got \[t=3.376s,-4.626s\]
Time should only be positive so use t=3.376s
\[v(t)=-64t-40\]
\[v(3.376)=-256.06 m/s\]
are you sure this is right @ganeshie8

- anonymous

shouldn't it be \[-16t^2 +40t + 500 = 0 \]

- ganeshie8

sry im not following the discussion between you and Jdosio... but you're not allowed to use direct formulas here right ?

- anonymous

no only calculus

- anonymous

okay my only positive root for v(t) is 6.978

- anonymous

http://www.wolframalpha.com/input/?i=-16x%5E2+%2B+40x+%2B+500

- anonymous

Ya use -16t^2

- anonymous

so to find the velocity at that time we just plug that into the formula for v(t) right ?

- anonymous

which gives me around -183.3030

- anonymous

does that look about right to you guys?

- anonymous

Nope it should be -40

- anonymous

im using v(t) = -32t + 40 is that right?

- anonymous

Answer is right, but the graph is wrong.
Guess you do not need the graph.

- anonymous

okay so then does everyone agree that the answer is -183.3030 !?

- anonymous

Read it wrong at the beginning lol

- anonymous

- anonymous

It is correct.

- anonymous

okay ill stick around just incase anyone changes their mind, thanks for the help guys :D

- Empty

I got -183.3030 by doing it with the energy considerations alone, so good job! Same answer different route is a good indicator imo.

- ganeshie8
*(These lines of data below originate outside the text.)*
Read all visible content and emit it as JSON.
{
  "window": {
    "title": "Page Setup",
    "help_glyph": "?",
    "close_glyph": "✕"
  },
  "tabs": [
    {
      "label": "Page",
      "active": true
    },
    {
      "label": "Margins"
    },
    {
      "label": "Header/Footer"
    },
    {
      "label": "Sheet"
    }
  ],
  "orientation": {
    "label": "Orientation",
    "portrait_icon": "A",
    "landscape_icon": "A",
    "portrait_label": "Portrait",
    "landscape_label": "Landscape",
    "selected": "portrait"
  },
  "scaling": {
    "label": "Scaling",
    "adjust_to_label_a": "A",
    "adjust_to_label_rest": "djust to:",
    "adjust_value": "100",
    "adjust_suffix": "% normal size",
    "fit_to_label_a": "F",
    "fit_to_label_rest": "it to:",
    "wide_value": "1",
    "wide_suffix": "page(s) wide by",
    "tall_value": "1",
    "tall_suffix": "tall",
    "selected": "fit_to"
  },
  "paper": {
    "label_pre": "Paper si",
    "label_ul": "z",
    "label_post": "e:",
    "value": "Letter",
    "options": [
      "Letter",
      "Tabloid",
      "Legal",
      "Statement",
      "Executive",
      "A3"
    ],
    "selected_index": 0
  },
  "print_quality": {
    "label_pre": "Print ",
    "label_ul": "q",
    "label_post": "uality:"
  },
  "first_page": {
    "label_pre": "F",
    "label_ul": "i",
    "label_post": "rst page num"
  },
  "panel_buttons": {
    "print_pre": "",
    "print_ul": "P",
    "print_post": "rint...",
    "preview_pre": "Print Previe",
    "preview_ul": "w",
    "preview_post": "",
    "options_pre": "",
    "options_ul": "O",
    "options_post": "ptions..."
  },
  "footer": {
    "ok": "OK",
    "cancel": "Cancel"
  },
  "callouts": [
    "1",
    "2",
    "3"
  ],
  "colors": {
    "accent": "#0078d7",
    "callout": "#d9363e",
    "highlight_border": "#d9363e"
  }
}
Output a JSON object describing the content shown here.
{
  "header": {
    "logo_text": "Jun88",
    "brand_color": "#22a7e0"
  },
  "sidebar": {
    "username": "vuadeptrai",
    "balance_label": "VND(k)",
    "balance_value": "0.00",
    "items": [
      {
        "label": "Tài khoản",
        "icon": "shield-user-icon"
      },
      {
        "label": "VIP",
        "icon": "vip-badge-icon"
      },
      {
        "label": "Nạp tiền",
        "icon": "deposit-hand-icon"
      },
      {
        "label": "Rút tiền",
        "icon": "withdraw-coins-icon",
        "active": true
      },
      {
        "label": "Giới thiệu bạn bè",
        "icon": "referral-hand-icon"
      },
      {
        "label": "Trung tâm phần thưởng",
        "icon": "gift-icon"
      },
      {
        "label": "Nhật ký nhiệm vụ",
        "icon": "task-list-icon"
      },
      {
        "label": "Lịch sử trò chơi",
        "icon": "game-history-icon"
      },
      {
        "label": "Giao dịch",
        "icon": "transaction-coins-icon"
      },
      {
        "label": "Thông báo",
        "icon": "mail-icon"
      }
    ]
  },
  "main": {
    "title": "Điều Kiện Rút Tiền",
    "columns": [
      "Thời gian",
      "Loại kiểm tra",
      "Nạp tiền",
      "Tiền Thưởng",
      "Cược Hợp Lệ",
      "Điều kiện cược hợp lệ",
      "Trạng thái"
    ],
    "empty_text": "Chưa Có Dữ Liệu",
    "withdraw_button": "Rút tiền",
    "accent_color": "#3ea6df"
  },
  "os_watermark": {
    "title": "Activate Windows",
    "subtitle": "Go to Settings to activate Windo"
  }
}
Yes the ball touches the ground after at `t=6.978`
\(v(6.978) =40-32(6.978) \approx -183.303\)
you want to avoid that negative sign though
speed is \(183.303\) whatever unit

- Empty

Only reason why I think they'd want the negative sign there is because they gave -32 f/s^2 as the acceleration due to gravity, which imo is kind of awkward so I don't know what they want.

- ganeshie8

acceleration is a vector, so sign makes sense
speed isn't

- anonymous

ill just make it explicit that the velocity is downwards

- ganeshie8

they are not asking velocity

- Empty

Yeah you're right @ganeshie8 good point.

- ganeshie8

just persisting because, when you use the terms correctly, your professor knows that you understood the concepts..
that is for @Jdosio :)

- anonymous

ill take note of that :)

- anonymous

okay something weird has happened

- anonymous

i found the speed of the ball at the time that the ball is at a height of 500 (the height of the cliff) and got -40 does that look oddly round to you guys ?

- anonymous

- Empty

Well this is actually completely expected that the speed is the same for the same height, this is because it has no more potential or kinetic energy at this same height when you threw it. This is due to conservation of energy, which I realize is not exactly in the scope of what you're learning however it's clear at a glance to me because of this.

- anonymous

okay so i should stick with my 183.3030 right?

Looking for something else?

Not the answer you are looking for? Search for more explanations.